(Data records for software interfaces)
_ _ _ _ _

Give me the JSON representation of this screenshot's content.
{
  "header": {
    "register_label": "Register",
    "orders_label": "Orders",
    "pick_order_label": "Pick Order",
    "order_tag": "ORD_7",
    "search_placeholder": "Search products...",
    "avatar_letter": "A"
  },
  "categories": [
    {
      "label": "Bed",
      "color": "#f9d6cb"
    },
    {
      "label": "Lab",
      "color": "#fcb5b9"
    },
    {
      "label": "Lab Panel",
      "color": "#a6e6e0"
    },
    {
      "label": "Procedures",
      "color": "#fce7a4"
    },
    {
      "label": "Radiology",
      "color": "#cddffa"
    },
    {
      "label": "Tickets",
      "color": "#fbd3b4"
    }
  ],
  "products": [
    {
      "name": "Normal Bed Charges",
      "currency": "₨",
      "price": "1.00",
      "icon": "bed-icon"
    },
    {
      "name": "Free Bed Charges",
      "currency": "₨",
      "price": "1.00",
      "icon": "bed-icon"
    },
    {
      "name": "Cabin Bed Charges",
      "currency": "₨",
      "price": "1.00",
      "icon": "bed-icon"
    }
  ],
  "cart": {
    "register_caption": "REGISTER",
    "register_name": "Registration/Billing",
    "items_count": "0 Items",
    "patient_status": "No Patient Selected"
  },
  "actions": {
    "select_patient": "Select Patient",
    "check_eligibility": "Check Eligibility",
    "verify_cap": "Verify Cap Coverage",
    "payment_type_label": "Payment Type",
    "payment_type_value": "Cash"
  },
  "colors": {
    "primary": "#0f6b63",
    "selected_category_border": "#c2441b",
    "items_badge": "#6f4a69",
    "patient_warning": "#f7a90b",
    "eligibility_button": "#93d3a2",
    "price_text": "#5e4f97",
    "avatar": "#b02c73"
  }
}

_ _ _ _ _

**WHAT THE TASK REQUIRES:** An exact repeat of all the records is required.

**TASK RESPONSE:**
Give me the JSON representation of this screenshot's content.
{
  "header": {
    "register_label": "Register",
    "orders_label": "Orders",
    "pick_order_label": "Pick Order",
    "order_tag": "ORD_7",
    "search_placeholder": "Search products...",
    "avatar_letter": "A"
  },
  "categories": [
    {
      "label": "Bed",
      "color": "#f9d6cb"
    },
    {
      "label": "Lab",
      "color": "#fcb5b9"
    },
    {
      "label": "Lab Panel",
      "color": "#a6e6e0"
    },
    {
      "label": "Procedures",
      "color": "#fce7a4"
    },
    {
      "label": "Radiology",
      "color": "#cddffa"
    },
    {
      "label": "Tickets",
      "color": "#fbd3b4"
    }
  ],
  "products": [
    {
      "name": "Normal Bed Charges",
      "currency": "₨",
      "price": "1.00",
      "icon": "bed-icon"
    },
    {
      "name": "Free Bed Charges",
      "currency": "₨",
      "price": "1.00",
      "icon": "bed-icon"
    },
    {
      "name": "Cabin Bed Charges",
      "currency": "₨",
      "price": "1.00",
      "icon": "bed-icon"
    }
  ],
  "cart": {
    "register_caption": "REGISTER",
    "register_name": "Registration/Billing",
    "items_count": "0 Items",
    "patient_status": "No Patient Selected"
  },
  "actions": {
    "select_patient": "Select Patient",
    "check_eligibility": "Check Eligibility",
    "verify_cap": "Verify Cap Coverage",
    "payment_type_label": "Payment Type",
    "payment_type_value": "Cash"
  },
  "colors": {
    "primary": "#0f6b63",
    "selected_category_border": "#c2441b",
    "items_badge": "#6f4a69",
    "patient_warning": "#f7a90b",
    "eligibility_button": "#93d3a2",
    "price_text": "#5e4f97",
    "avatar": "#b02c73"
  }
}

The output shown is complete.